While growing up in Avon Lake, Michael Phillips developed an affinity for vinyl albums at an early age. He'd go to the library and often check out albums simply because he liked what was on the cover. Ironic, then, that Phillips now heads up Escapist Records, a locally based vinyl-only record label that has recently started to gain notoriety in the punk and indie rock worlds. The label hosts its first-ever showcase concert on Saturday at the Foundry.
"My mom had records and I would dig through her collection," he says one afternoon from the dining room of his Lakewood home where he runs the label. "I remember listening to the Cure and bands like Weird Al Yankovic. That kind of stuff. They had a lot of stuff at the library. New Wave was big and bands like that were cool. It was before grunge hit so I remember checking out bands like Duran Duran, which was one of my favorite bands from that time."
Eventually, Phillips gravitated toward the local punk and hardcore scene and would regularly attend shows at the Blind Lemon (now the Foundry), the now-closed Speak in Tongues, the Grog Shop, Peabody's and the Phantasy. He helped the local metal band Mushroomhead sell merch for a little while. In the early 2000s, he moved to Pittsburgh and began booking shows at DIY spaces. In 2005, he decided to put out his first album. A compilation of tunes featuring indie and hardcore bands playing covers of songs by Cleveland hardcore heroes Integrity, the album, which came out in 2006, wasn't as easy to assemble as he anticipated. But it was a successful release, and the initial pressing of 1,000 copies sold out.
"I thought it would be easier to get my toes wet with that kind of thing," he says. "Once the idea got out and as big as that band was globally, bands from all over submitted songs. I had to be rather selective. I had over 50 submissions. Some bands fell off and then other ones came along. It was a CD, and it was very challenging. Dealing with just one band and having one or two main contacts is much easier. I can see how people get frustrated."

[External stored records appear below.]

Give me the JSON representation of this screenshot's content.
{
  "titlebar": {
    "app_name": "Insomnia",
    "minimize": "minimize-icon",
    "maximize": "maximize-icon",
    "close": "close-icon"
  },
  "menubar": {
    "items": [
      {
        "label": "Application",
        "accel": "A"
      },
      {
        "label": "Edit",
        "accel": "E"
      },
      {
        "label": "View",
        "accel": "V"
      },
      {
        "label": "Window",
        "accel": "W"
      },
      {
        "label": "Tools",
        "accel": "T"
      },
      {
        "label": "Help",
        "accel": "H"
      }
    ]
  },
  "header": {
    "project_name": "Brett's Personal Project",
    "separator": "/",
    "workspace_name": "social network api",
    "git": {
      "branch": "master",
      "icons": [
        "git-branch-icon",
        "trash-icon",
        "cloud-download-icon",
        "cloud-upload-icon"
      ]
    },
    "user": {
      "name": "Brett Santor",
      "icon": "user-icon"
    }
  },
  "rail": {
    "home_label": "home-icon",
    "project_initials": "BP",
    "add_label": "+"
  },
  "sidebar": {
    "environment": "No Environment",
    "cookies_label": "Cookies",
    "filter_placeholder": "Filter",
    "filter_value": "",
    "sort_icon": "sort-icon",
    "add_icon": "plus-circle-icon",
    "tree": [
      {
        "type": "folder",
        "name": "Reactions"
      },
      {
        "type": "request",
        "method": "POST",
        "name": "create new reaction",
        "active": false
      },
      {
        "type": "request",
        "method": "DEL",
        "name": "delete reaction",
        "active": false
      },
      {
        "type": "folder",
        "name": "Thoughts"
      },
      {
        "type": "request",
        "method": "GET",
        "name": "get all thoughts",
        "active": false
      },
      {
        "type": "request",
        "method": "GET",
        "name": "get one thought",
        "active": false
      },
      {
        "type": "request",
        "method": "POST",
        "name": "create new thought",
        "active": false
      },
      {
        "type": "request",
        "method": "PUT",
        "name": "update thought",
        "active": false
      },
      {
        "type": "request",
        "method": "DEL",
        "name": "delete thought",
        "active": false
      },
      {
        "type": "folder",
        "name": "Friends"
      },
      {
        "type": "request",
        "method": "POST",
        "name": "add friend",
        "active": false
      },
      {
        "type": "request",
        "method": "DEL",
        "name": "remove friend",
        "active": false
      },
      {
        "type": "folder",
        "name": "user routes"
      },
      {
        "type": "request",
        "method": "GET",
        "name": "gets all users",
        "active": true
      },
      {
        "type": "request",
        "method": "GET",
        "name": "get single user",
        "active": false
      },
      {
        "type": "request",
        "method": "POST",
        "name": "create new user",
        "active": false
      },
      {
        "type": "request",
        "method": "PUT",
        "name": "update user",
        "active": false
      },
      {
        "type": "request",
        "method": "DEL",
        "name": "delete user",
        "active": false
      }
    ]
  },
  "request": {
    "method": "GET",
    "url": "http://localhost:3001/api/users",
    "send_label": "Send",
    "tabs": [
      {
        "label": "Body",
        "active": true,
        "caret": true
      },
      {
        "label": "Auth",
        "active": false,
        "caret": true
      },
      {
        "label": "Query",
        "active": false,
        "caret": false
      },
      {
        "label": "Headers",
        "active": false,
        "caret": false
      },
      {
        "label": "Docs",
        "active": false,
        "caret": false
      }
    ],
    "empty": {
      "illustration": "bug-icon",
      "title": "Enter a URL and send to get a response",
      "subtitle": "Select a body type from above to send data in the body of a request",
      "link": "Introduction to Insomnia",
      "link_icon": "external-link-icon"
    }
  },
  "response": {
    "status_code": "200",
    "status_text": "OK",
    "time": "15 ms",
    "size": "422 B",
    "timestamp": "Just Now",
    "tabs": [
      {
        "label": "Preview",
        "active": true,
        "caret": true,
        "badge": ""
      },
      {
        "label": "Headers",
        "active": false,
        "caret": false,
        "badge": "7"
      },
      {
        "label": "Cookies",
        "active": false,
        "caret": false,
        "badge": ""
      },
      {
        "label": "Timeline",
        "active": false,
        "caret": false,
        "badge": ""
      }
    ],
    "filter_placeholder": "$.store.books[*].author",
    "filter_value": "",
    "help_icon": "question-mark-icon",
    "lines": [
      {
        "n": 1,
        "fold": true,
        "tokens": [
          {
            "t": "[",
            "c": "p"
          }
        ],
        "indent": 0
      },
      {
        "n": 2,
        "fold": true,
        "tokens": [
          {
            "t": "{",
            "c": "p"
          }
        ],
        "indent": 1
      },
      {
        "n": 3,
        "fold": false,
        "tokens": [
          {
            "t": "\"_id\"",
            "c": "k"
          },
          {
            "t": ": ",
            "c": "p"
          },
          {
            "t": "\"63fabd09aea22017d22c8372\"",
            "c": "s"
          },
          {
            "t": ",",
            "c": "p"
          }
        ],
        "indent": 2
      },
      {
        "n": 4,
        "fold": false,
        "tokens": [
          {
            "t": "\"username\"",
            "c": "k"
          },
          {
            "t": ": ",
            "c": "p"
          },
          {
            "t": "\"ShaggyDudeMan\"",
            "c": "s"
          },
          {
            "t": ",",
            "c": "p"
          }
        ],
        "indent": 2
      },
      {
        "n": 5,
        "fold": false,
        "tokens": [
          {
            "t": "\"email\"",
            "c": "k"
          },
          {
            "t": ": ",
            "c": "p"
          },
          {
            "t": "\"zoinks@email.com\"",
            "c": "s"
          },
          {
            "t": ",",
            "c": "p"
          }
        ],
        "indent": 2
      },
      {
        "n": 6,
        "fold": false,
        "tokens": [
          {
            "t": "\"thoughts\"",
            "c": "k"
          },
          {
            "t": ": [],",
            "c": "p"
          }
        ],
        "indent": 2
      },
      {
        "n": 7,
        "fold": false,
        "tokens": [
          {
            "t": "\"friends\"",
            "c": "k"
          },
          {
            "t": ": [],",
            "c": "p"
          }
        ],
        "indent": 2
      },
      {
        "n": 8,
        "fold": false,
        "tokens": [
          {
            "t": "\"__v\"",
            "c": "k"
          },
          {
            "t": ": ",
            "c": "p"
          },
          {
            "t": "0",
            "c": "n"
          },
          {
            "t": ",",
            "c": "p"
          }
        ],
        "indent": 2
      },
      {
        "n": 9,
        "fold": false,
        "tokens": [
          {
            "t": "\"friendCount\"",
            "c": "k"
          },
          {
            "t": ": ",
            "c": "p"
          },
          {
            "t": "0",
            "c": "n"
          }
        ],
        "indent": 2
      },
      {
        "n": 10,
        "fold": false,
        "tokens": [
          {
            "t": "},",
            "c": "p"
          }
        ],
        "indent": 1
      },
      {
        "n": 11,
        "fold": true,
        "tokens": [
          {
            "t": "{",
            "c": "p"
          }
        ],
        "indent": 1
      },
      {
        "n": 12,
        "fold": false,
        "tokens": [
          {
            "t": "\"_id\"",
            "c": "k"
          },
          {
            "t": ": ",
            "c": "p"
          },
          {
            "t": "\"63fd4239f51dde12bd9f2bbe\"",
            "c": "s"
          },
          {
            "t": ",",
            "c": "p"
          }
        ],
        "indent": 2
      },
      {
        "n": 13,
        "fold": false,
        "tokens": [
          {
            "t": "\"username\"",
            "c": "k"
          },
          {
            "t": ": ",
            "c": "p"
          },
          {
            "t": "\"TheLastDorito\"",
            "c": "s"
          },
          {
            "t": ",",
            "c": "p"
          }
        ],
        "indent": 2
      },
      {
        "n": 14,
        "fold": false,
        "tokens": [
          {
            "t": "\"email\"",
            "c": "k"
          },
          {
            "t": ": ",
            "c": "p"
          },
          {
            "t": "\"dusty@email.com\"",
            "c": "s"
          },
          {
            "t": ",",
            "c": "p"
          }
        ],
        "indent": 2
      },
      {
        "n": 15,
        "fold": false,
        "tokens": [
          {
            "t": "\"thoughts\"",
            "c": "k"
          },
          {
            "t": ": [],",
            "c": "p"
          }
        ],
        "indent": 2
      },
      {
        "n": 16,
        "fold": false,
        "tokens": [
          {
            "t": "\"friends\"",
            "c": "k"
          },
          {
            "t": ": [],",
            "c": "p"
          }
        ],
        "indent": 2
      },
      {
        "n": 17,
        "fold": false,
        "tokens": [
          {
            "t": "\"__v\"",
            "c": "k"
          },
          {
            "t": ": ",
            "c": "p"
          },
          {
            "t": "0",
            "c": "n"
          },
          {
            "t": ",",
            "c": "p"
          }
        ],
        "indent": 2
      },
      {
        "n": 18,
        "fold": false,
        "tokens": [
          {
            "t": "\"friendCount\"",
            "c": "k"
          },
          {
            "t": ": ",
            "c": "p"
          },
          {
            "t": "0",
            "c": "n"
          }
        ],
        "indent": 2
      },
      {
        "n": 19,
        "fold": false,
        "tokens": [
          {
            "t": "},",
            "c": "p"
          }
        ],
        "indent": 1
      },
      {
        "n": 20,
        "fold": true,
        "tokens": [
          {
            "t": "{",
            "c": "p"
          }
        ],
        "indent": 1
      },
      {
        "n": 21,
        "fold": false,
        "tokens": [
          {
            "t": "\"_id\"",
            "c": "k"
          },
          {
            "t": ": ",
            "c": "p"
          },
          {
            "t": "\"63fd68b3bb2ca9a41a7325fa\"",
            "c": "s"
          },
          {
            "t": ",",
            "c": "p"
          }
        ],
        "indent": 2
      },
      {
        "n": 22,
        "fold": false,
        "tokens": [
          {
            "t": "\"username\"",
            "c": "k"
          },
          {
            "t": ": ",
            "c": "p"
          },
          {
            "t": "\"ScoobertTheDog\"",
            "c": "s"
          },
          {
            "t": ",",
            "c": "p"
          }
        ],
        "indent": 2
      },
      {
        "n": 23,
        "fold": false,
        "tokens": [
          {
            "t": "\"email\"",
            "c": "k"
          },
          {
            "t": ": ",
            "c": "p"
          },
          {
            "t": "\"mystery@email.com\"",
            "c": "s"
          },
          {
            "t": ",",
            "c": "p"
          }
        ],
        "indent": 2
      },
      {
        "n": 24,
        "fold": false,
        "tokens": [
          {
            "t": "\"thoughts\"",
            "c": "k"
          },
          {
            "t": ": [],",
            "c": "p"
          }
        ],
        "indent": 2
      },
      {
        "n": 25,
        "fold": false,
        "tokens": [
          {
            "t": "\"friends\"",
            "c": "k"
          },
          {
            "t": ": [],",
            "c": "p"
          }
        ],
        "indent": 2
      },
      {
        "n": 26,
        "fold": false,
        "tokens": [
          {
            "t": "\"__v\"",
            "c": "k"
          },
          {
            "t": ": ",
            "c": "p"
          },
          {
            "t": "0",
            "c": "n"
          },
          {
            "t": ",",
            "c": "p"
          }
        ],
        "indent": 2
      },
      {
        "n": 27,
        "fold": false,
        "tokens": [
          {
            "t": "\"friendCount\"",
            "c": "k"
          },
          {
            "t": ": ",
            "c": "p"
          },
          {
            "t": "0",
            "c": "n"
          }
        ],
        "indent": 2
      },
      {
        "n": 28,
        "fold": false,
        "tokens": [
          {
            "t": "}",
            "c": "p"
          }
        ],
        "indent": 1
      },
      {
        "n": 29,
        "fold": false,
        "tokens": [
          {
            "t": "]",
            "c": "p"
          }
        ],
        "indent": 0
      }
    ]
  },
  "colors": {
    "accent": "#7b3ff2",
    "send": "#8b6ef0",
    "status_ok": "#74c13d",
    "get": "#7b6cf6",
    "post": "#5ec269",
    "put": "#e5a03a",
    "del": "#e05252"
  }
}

The release paved the way for the label to move forward and the punk band This Time Next Year had a big release in 2007.
"They were a pop-punk band from the Bay Area of California, and I knew them from their previous bands," he says. "I didn't jump at the idea of putting out their album. We put it out a seven-song EP and the guys moved up quickly to other labels. That was the first I had that went on to something bigger. It was cool to have a part in setting them up and watching them blossom."
In 2008, he took a break from the label and didn't release anything until 2011.

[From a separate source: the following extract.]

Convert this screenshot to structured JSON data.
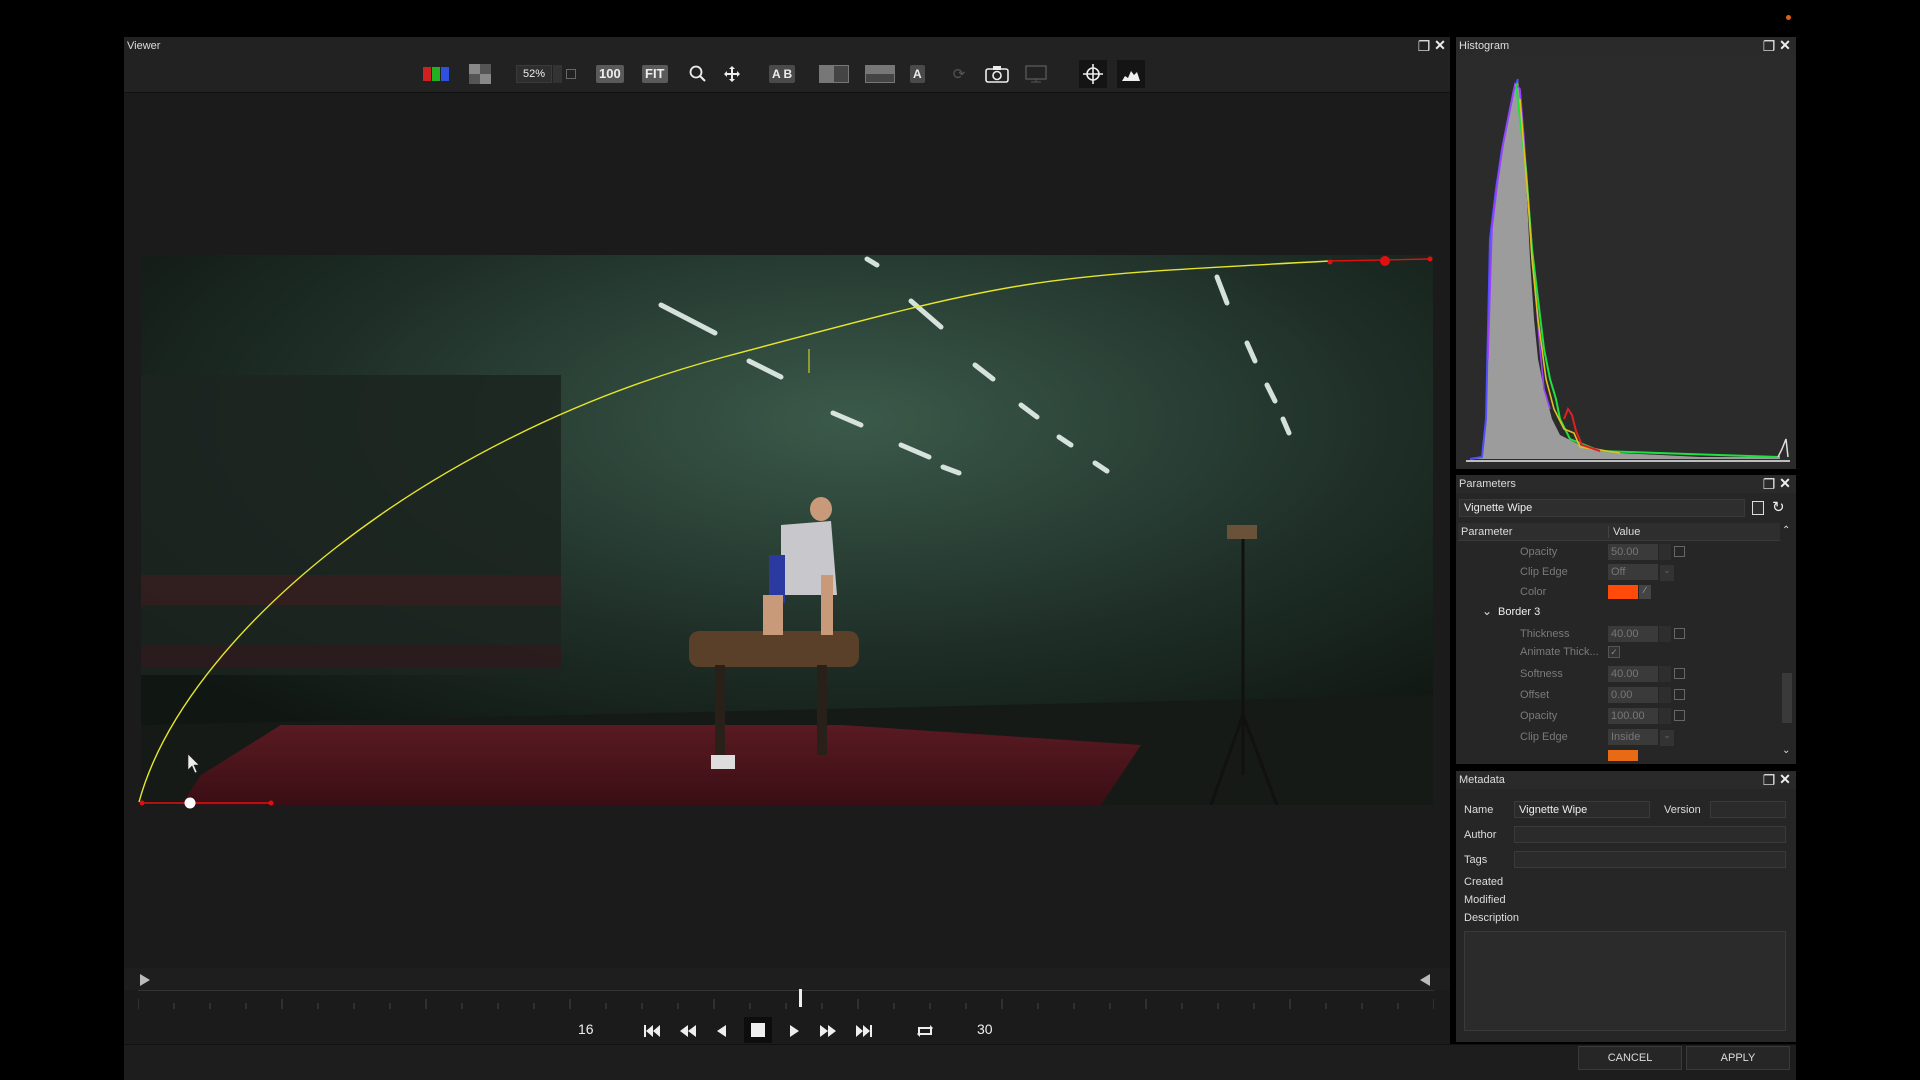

"I just needed to take some time off," he says. "In that short period of time, CD sales really fell off. I had always wanted to do vinyl going back to my exposure when I was young. I was friends with these guys in a band called Light Years. They wanted to do a record and I was thinking about bringing the label back. I realized that putting out vinyl was more expensive. Being more financially stable, I knew I could afford to do vinyl. And I decided to do only vinyl."
He released a Light Years 7-inch and an LP by the Arizona hardcore band Territory. This year, he's already released an LP by local hardcore heroes Harvey Pekar and a 7-inch for the Massachusetts-based band Foxfires. The Harvey Pekar album has received generally favorable reviews.
"They're nostalgic for an earlier era in the late '90s and early 2000s," he says when asked what he likes about the band. "Back then, I was going to a show every day of the week. They were all amazing shows and they were packed with kids. I became friends with those kids and those kids are still my friends. Harvey Pekar's sound is rooted in mid-tempo hardcore but alludes to the punk and rock 'n' roll that was popularized in the early 2000s. They were going to those same shows that I was going to. Knowing those guys and their passions for art and comics and that kind of stuff and looking at their lyrics, it all makes sense."
Before the year's end, he'll release new albums from a band called Sweet Weapons and Winnipeg's Burn Your World. For the first-ever label showcase, he's lined up both local (Harvey Pekar, Two Hand Fools and My Mouth is the Speaker) and national acts (Foxfires, Go Deep, Gator King and Burn Your World).
"The bands play all different genres so it's fun to have a mixed bill because you don't see that kind of thing very often. I've never done a label showcase. I did some showcases when I worked at college radio. We would have punk and metal bands all on one bill and it was great. This is the first label showcase, and I'm really looking forward to it."